---------- SUPPLIED INFORMATION ----------
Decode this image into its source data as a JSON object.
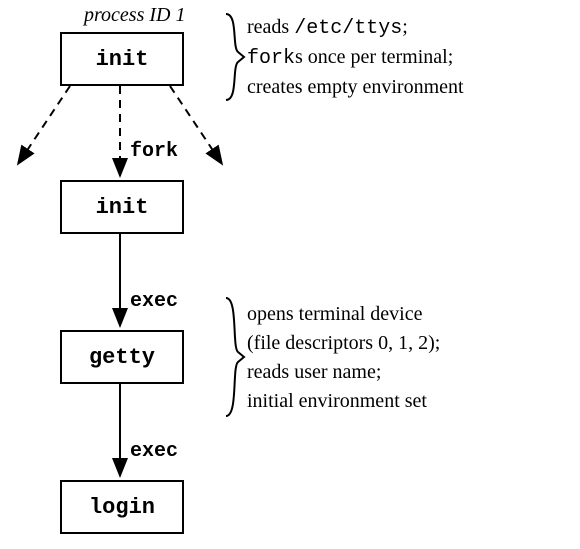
{
  "header": {
    "title": "process ID 1"
  },
  "boxes": {
    "init_top": "init",
    "init_mid": "init",
    "getty": "getty",
    "login": "login"
  },
  "arrows": {
    "fork": "fork",
    "exec_top": "exec",
    "exec_bottom": "exec"
  },
  "annotations": {
    "top": {
      "line1_a": "reads ",
      "line1_b": "/etc/ttys",
      "line1_c": ";",
      "line2_a": "fork",
      "line2_b": "s once per terminal;",
      "line3": "creates empty environment"
    },
    "getty": {
      "line1": "opens terminal device",
      "line2": "(file descriptors 0, 1, 2);",
      "line3": "reads user name;",
      "line4": "initial environment set"
    }
  }
}
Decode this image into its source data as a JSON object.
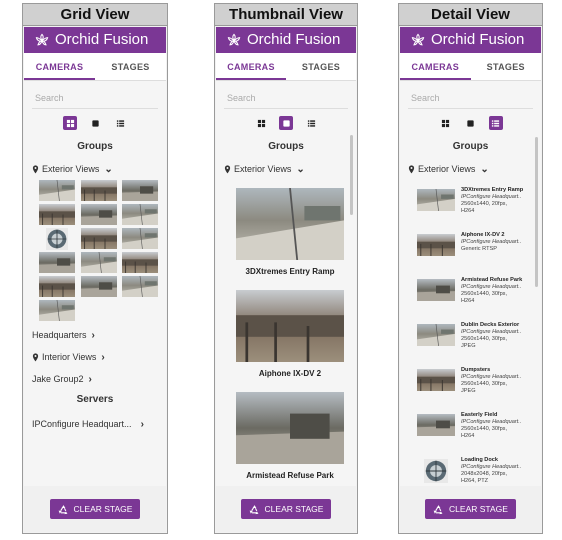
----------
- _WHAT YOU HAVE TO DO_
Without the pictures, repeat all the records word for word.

- _SOLUTION FOR THIS EXERCISE_
Decode this image into its source data as a JSON object.
{
  "header": {
    "title": "process ID 1"
  },
  "boxes": {
    "init_top": "init",
    "init_mid": "init",
    "getty": "getty",
    "login": "login"
  },
  "arrows": {
    "fork": "fork",
    "exec_top": "exec",
    "exec_bottom": "exec"
  },
  "annotations": {
    "top": {
      "line1_a": "reads ",
      "line1_b": "/etc/ttys",
      "line1_c": ";",
      "line2_a": "fork",
      "line2_b": "s once per terminal;",
      "line3": "creates empty environment"
    },
    "getty": {
      "line1": "opens terminal device",
      "line2": "(file descriptors 0, 1, 2);",
      "line3": "reads user name;",
      "line4": "initial environment set"
    }
  }
}
Decode this image into its source data as a JSON object.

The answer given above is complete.